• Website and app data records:
========================================

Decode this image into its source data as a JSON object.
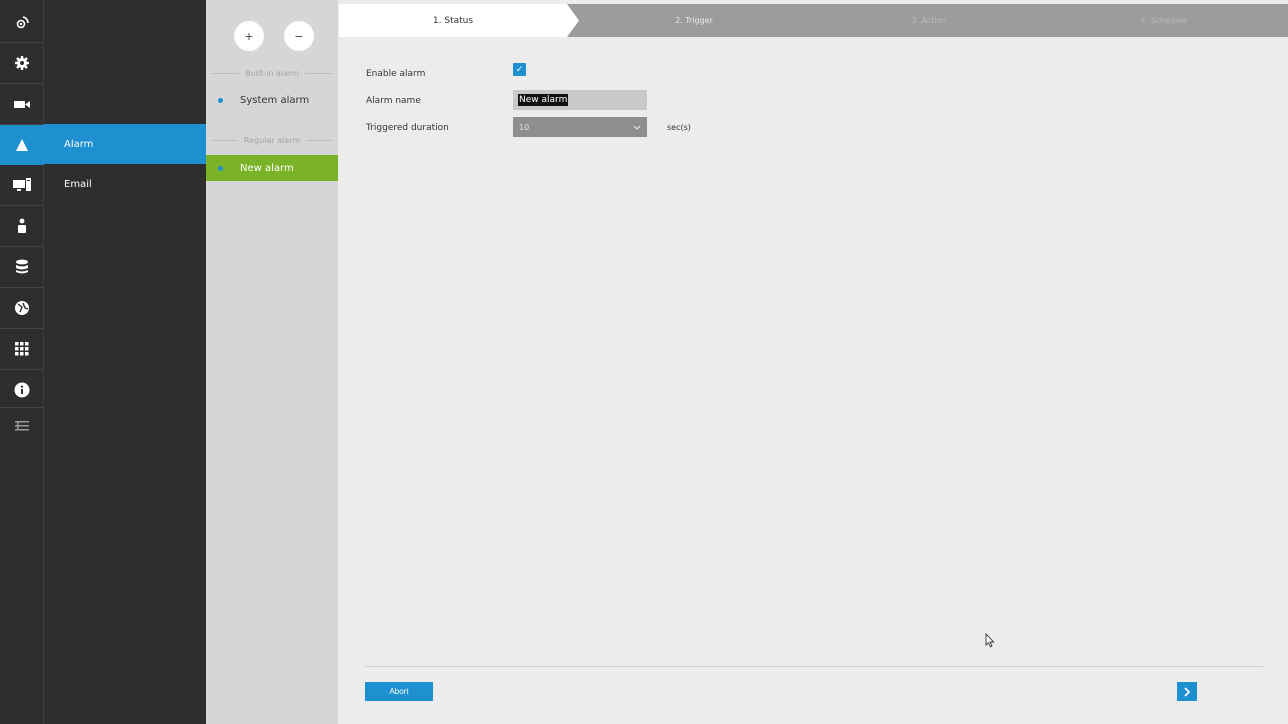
{
  "rail": {
    "items": [
      {
        "icon": "camera-view-icon"
      },
      {
        "icon": "gear-icon"
      },
      {
        "icon": "video-camera-icon"
      },
      {
        "icon": "alarm-icon",
        "active": true
      },
      {
        "icon": "monitor-icon"
      },
      {
        "icon": "user-icon"
      },
      {
        "icon": "database-icon"
      },
      {
        "icon": "network-icon"
      },
      {
        "icon": "apps-grid-icon"
      },
      {
        "icon": "info-icon"
      },
      {
        "icon": "menu-lines-icon"
      }
    ]
  },
  "subnav": {
    "items": [
      {
        "label": "Alarm",
        "active": true
      },
      {
        "label": "Email"
      }
    ]
  },
  "alarm_list": {
    "add_label": "+",
    "remove_label": "−",
    "builtin_section": "Built-in alarm",
    "builtin_items": [
      "System alarm"
    ],
    "regular_section": "Regular alarm",
    "regular_items": [
      "New alarm"
    ]
  },
  "wizard": {
    "steps": [
      "1. Status",
      "2. Trigger",
      "3. Action",
      "4. Schedule"
    ],
    "active_step": "1. Status"
  },
  "form": {
    "enable_label": "Enable alarm",
    "enable_checked": true,
    "name_label": "Alarm name",
    "name_value": "New alarm",
    "duration_label": "Triggered duration",
    "duration_value": "10",
    "duration_unit": "sec(s)"
  },
  "footer": {
    "abort_label": "Abort",
    "next_icon": "chevron-right-icon"
  },
  "colors": {
    "accent": "#1e8fcf",
    "active_alarm": "#7ab327",
    "sidebar": "#2e2e2e"
  }
}
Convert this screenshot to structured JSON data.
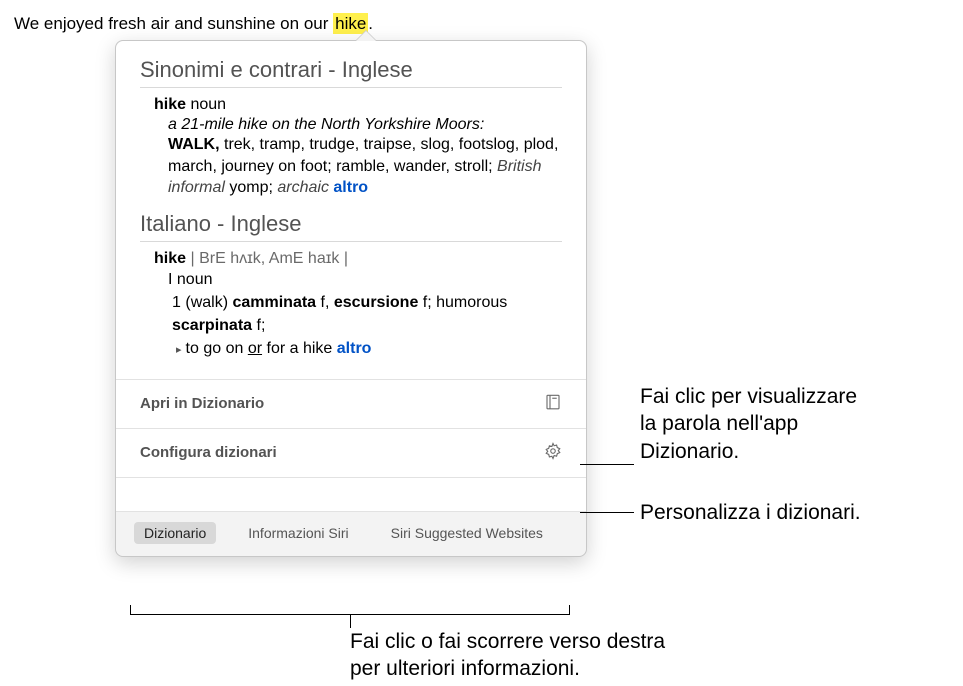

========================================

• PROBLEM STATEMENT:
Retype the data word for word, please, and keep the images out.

• RESULT FOR THIS TASK:
Decode this image into its source data as a JSON object.
{
  "rail": {
    "items": [
      {
        "icon": "camera-view-icon"
      },
      {
        "icon": "gear-icon"
      },
      {
        "icon": "video-camera-icon"
      },
      {
        "icon": "alarm-icon",
        "active": true
      },
      {
        "icon": "monitor-icon"
      },
      {
        "icon": "user-icon"
      },
      {
        "icon": "database-icon"
      },
      {
        "icon": "network-icon"
      },
      {
        "icon": "apps-grid-icon"
      },
      {
        "icon": "info-icon"
      },
      {
        "icon": "menu-lines-icon"
      }
    ]
  },
  "subnav": {
    "items": [
      {
        "label": "Alarm",
        "active": true
      },
      {
        "label": "Email"
      }
    ]
  },
  "alarm_list": {
    "add_label": "+",
    "remove_label": "−",
    "builtin_section": "Built-in alarm",
    "builtin_items": [
      "System alarm"
    ],
    "regular_section": "Regular alarm",
    "regular_items": [
      "New alarm"
    ]
  },
  "wizard": {
    "steps": [
      "1. Status",
      "2. Trigger",
      "3. Action",
      "4. Schedule"
    ],
    "active_step": "1. Status"
  },
  "form": {
    "enable_label": "Enable alarm",
    "enable_checked": true,
    "name_label": "Alarm name",
    "name_value": "New alarm",
    "duration_label": "Triggered duration",
    "duration_value": "10",
    "duration_unit": "sec(s)"
  },
  "footer": {
    "abort_label": "Abort",
    "next_icon": "chevron-right-icon"
  },
  "colors": {
    "accent": "#1e8fcf",
    "active_alarm": "#7ab327",
    "sidebar": "#2e2e2e"
  }
}
Convert this screenshot to structured JSON data.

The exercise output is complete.